‘Hideous Sun Demon at the Rosemount’ by Richard Moore.


LIVE REVIEW: Trail Of Dead at the Rosemount, 29.05.13


Saturday 25 May 2013 at the Rosemount Hotel

First published by the Space Ship News 29 May 2013

Another Saturday night at the Rosemount and the venue is slowly filling with languid, well-groomed twenty-somethings for the last night of Texas alt-rock band … AND YOU WILL KNOW US BY THE TRAIL OF DEAD’s Australian tour.  Special guests SINCERELY, GRIZZLY are due on stage any moment now, though the bar is high tonight: Trail Of Dead will be playing from their 2002 album, ‘Source Tags & Codes’, widely regarded as their classic.

But Sincerely, Grizzly are no strangers to high bars.  Long-time Trail Of Dead fans, this is the standard they’ve held themselves to, and this devotion to quality is obvious as they launch into their set.  After a stuttering start and lead vocalist and guitarist Joshua Calligeros’ math lesson lyrics, the set is into full-swing with drummer Rowan Mount exploding at his kit, flanked by the brooding Griffin Farley on bass and Calligeros’ staccato delivery, his eyes fixed firmly on his sock-clad feet.

With their informed, spitting lyrics and tide wash of sound, Sincerely, Grizzly would like you to believe they are the literature whizz-kids of this thrash rock scene, but the crowd are instead wrapped in a casual, feel-good vibe.  Calligeros’ wrestles with a guitar like a surgical nightmare: all electrical tape and loose wires, it falls domestic to his deliberate and skilful fret work.  The bass snarls beneath these jangling guitar lines, and between them Mount having the time of his life behind the kit with sharp cheeky grins and victorious tom rolls as their set pounds to a finish not short of a little drum stick carnage courtesy of Calligeros.  “A dream tour,” he declares, now at its close.

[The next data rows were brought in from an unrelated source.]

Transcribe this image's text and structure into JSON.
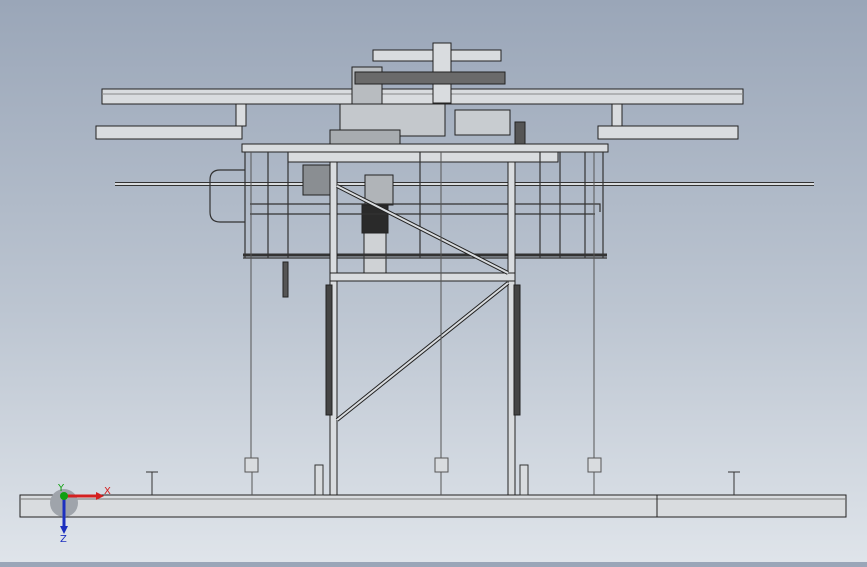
{
  "viewport": {
    "model": "frame-assembly"
  },
  "triad": {
    "x_label": "X",
    "y_label": "Y",
    "z_label": "Z",
    "x_color": "#d42020",
    "y_color": "#10a010",
    "z_color": "#1c2fbf"
  },
  "colors": {
    "background_top": "#9aa6b8",
    "background_bottom": "#dfe4ea",
    "steel": "#d9dcdf",
    "edge": "#222222",
    "dark_part": "#5a5a5a"
  }
}
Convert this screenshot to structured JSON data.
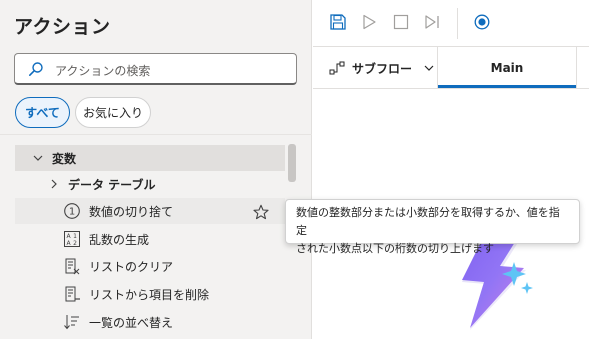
{
  "panel": {
    "title": "アクション",
    "search_placeholder": "アクションの検索",
    "filters": {
      "all": "すべて",
      "favorites": "お気に入り"
    }
  },
  "tree": {
    "category": "変数",
    "subcategory": "データ テーブル",
    "items": [
      {
        "label": "数値の切り捨て",
        "icon": "number-circle-icon"
      },
      {
        "label": "乱数の生成",
        "icon": "random-grid-icon"
      },
      {
        "label": "リストのクリア",
        "icon": "list-clear-icon"
      },
      {
        "label": "リストから項目を削除",
        "icon": "list-remove-icon"
      },
      {
        "label": "一覧の並べ替え",
        "icon": "sort-list-icon"
      }
    ]
  },
  "tooltip": {
    "line1": "数値の整数部分または小数部分を取得するか、値を指定",
    "line2": "された小数点以下の桁数の切り上げます"
  },
  "tabs": {
    "subflow_label": "サブフロー",
    "main_label": "Main"
  },
  "colors": {
    "accent": "#0f6cbd",
    "panel_bg": "#f3f2f1",
    "selected_row": "#e1dfdd"
  }
}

When the lights drop again, the audience ebbs to the stage and the band come on to an enthusiastic but polite cheer: there is respect in this room.  Trail Of Dead’s first set consists entirely of ‘Source Tags & Codes’, with the album’s signature sound complemented by a decade’s worth of complexity, skill and maturity from creative engines Conrad Keely and Jason Reece, both on vocals and guitar, and multi-instrumentalists Jamie Miller on drums and guitar, and Autry Fulbright II on bass.  Reece and Miller will play tag-team for the entirety of these sets, with Reece taking the stage for his songs – including fan favourite ‘Homage’ – and then swapping with Miller to revitalise the percussion as the set drags on; and while perhaps Keely too can’t bear eye contact, Trail Of Dead isn’t shy of marathon tracks like ‘Monsoon’ or the title track ‘Source Tags & Codes’, pursued with an intense and fine industry.

The crowd thrash along to the band as they launch straight into their second set without pause, playing off their other offerings including the new album ‘Lost Song’.  Trail Of Dead cast long shadows with mystical, glass-like guitar melodies floating over the distant thunder of their metal influences; the songs are hurricane confusion with the clear eye of the storm moving through each track.  What is one moment a throbbing riff, a guitar scream, an assault is then bell-jar delicacy.  Trail Of Dead finish anthemic, thematic, and huge as they welcome Calligeros’ onto stage for their final encores.  He looks more ecstatic to be in Trail Of Dead than Sincerely, Grizzly – but who isn’t, in the face of their heroes?

‘LIVE REVIEW: Trail Of Dead at the Rosemount Hotel’, by Richard Moore.